Heated handgrips and a centerstand complete the long-distance package. If the Multistrada’s 33.5-inch saddle height is an issue for you, then a one-inch lower seat option is there to help. Passenger accommodations have been specifically accounted for with comfortable footpegs, and a grab-rail that falls securely and easily to hand.

The Multistrada 1200 is an excellent all-round motorcycle-but paradoxically, because of Ducati’s spectacular new technology, it is also a highly focused machine. A spec-chart comparison between other category contenders makes interesting reading because the benchmark off-roadable adventure bikes-BMW’s R 1200 GS and KTM’s 990 Adventure-are considered great all-round touring street bikes as well.

Both put out 105 horsepower, around 85 ft/lbs of torque, and have a wet weight of a bit over 500 pounds. By comparison, the Multistrada outputs a whopping 45 more peak horsepower-almost a third extra-and weighs around 20 pounds less. Even the Multistrada’s torque output gives it a slight edge.

Without a doubt, the Ducati Multistrada 1200 is the adventure category road-burner. If that road is unpaved, then the Ducati’s brilliant suspension, light weight, gentle power delivery, and custom-designed trail rubber mean that it will likely keep with the more focused enduro machines, although it will be more vulnerable to some expensive damage in a fall.

Unsurprisingly, if the road is paved, the Multistrada will blow away the competition-it is a fabulously capable motorcycle.

Motorcycle Specs

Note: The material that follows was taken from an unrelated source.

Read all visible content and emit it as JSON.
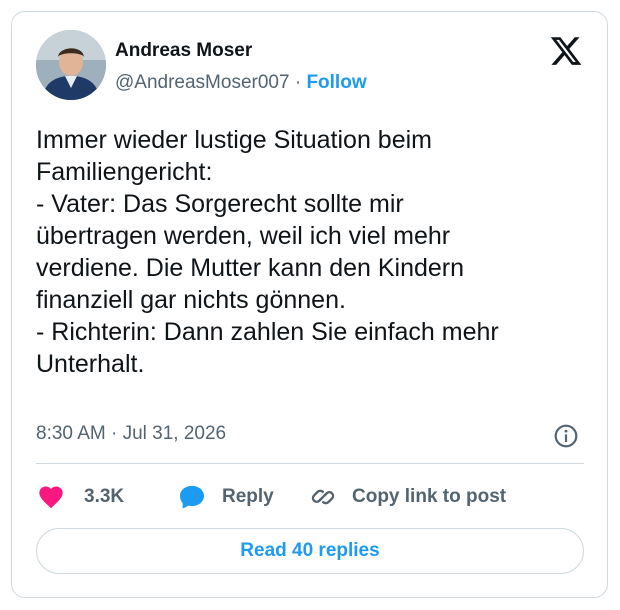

Type Testastretta 11°, L-Twin cylinder, 4 valve per
cylinder, Desmodromic, liquid cooled
Displacement 1198.4cc
Bore x Stroke 106×67.9mm
Compression Ratio 11.5:1
Power* 150hp – 110,3kw @ 9250rpm
Torque 87.5lb-ft – 118.7Nm @7500rpm
Fuel injection Mitsubishi electronic fuel injection system, Mikuni
elliptical throttle bodies
Exhaust Stainless steel muffler with catalytic converter and
2 lambda probes, aluminium tail pipes
Emissions Euro 3
Gearbox 6 speed
Ratio 1=37/15
2=30/17  3=27/20  4=24/22  5=23/24
Primary drive Straight cut gears, ratio 1.84:1
Final drive Chain 5.30″; Front sprocket 15; Rear sprocket
Clutch Light action, wet, multiplate clutch with hydraulic
control. Self-servo action on drive, slipper action on over-run.
Frame Tubular steel Trellis frame
Wheelbase 1530mm (60.2in)
Rake 25°
Steering lock (total) 76°
Front suspension Ohlins 48mm fully adjustable usd forks, electronic
compression and rebound adjustment
Front wheel travel Pirelli Scorpion Trail 170mm (6.7in)
Front wheel 10-spoke in light alloy 3.50 x 17
Front tyre 120/70 ZR 17
Rear suspension Progressive linkage with fully adjustable Ohlins
electronic monoshock. Aluminium single-sided swingarm
Rear wheel travel 170mm (6.7in)
Rear wheel 10-spoke light alloy 6,00 x 17
Rear tyre Pirelli Scorpion Trail 190/55 ZR 17
Front brake  2 x
320mm semi-floating discs, radially mounted Brembo callipers, 4-piston,
ABS as standard equipment
Rear brake 245mm disc, 2-piston calliper
Fuel tank capacity 20l – 5.3 gallon (US)
Dry weight** 192kg (423lb)
Wet weight*** 220kg (485lb)
Seat height 850mm (33.5in)
Max height 1400mm (55.1in)
Max length 2150mm (84.6in)
Versions Dual seat, ABS as standard equipment
available in two packages:
-SPORT (Cam belt covers, air intake and hugger in carbon fibre)
-TOURING (side panniers, heated grips and centre stand